All students can develop and deliver your 3-5-7-9. On a 3×5 card, have students write your department’s mission and goals in 7 sentences. They should practice delivering this message in less than 90 seconds as an elevator speech to promote what your department or production is all about. This 3-5-7-9 technique can be used to recruit students to the program or invite folks to come see your latest play. You can also use this strategy with Twitter by having students use 140 characters to tweet about the show or the program.
It is important to note that “Kid Power” does not mean you don’t make decisions. It is important to establish that student leadership is respected in your department but you are there to guide them and ensure their safety to prepare them to promote what is best for all students.
Using “Kid Power” doesn’t mean there won’t be teachable moments, times when you will need to intervene and hit the re-set button or that you will not need to re-direct students who make poor choices or choose to use their “power” for ill. However, the benefits of embracing “Kid Power” or student leadership far outweigh the risks and students are more prepared for post- graduation because of their experiences. Here are some of the ways embracing student leadership in theatre can better prepare your students:

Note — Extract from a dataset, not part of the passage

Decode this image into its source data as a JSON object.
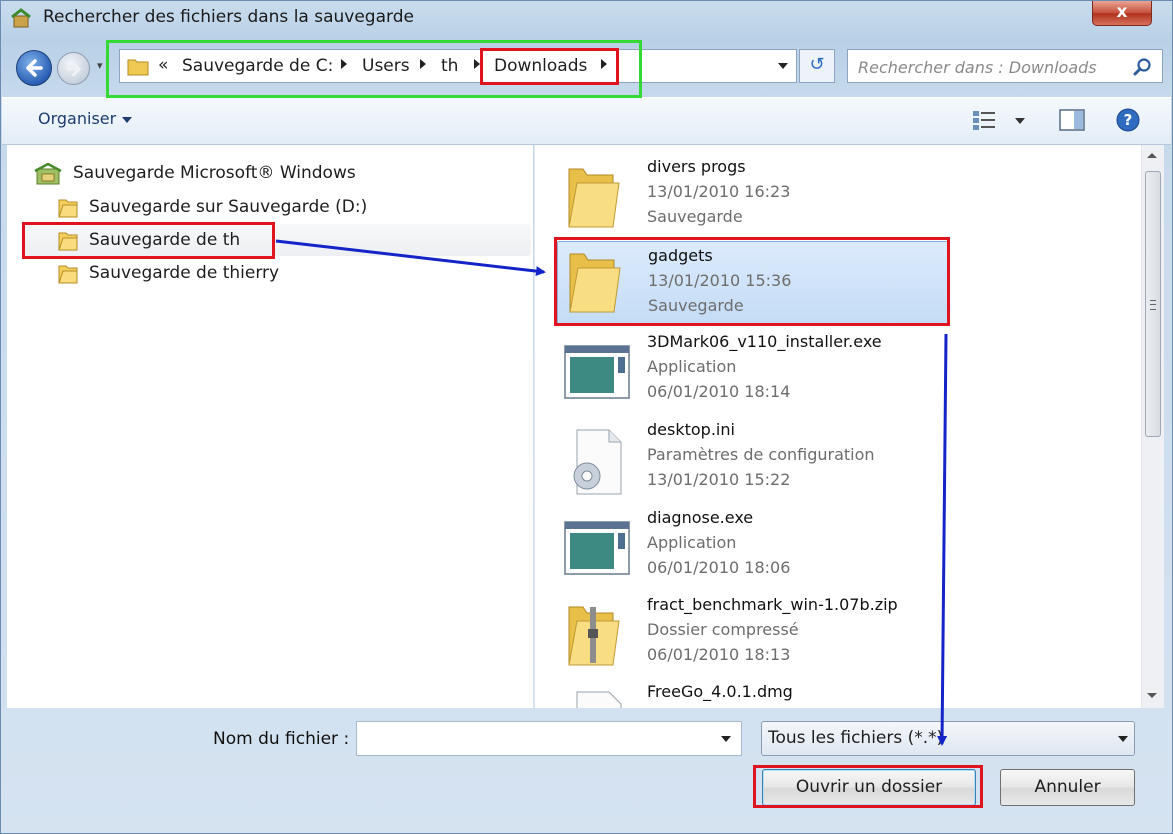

- Having their abilities recognized by others is empowering, and the work students do in a leadership role is likely to be recognized and help them gain confidence.
- Public speaking plays a major role in many careers today. You teach your students to speak with confidence and poise to diverse groups about your department’s mission and goals (running warm-ups, reflections, critiques, planning, 3-5-7-9, etc.). Diplomacy skills and persuasion tactics are applicable to almost any career.
- Student leaders aren’t only responsible for themselves – they also have extended responsibilities that affect a wide range of people. Leaders of a group must not only make sure that tasks get done, but that all members of the department are performing to the best of their abilities. If someone doesn’t follow through on a task, leaders make sure that, ultimately, the task is completed. This responsibility can be a lesson on how to hold others accountable.
- A play is the ultimate collaborative project. Student leaders must learn to establish priorities and compromise when necessary. Success occurs when the integrity of the production is maintained and everyone involved feels valued and empowered. This form of negotiation is invaluable for helping any group meet its goals, including professional teams in the workforce.
- A strong leader is one whose management skills become second nature. Leaders must oversee operational tasks, make budgets, prioritize workloads, build consensus and perform other executive duties as necessary. Students will likely make mistakes, but learning how to handle them now, through play production and with you as a safety net, can better prepare them for college or the workforce.
- Student leaders have many obligations to meet while maintaining a full course load and attending to other personal responsibilities. It will take some creative problem-solving to get everything done and keep life in balance. Leadership experiences allow students to hone multitasking abilities that future job and life responsibility demands.
- College recruiters and employers recognize the responsibilities that student leaders take on, and they respect the initiative it shows to be a leader a play production. With leadership experience on their resume, they are more likely to get the attention of a recruiter or hiring manager. A student leadership role is also a great talking point during interviews.
Happy New Year! and best wishes for a “Kid Power”-ed semester. Your leadership and extra effort with your students means they are not only becoming well rounded theatrical professionals but they are also honing skills and techniques that empower them to be successful in learning and in life. Enjoy the partnership with your students and celebrate the promise of new beginnings!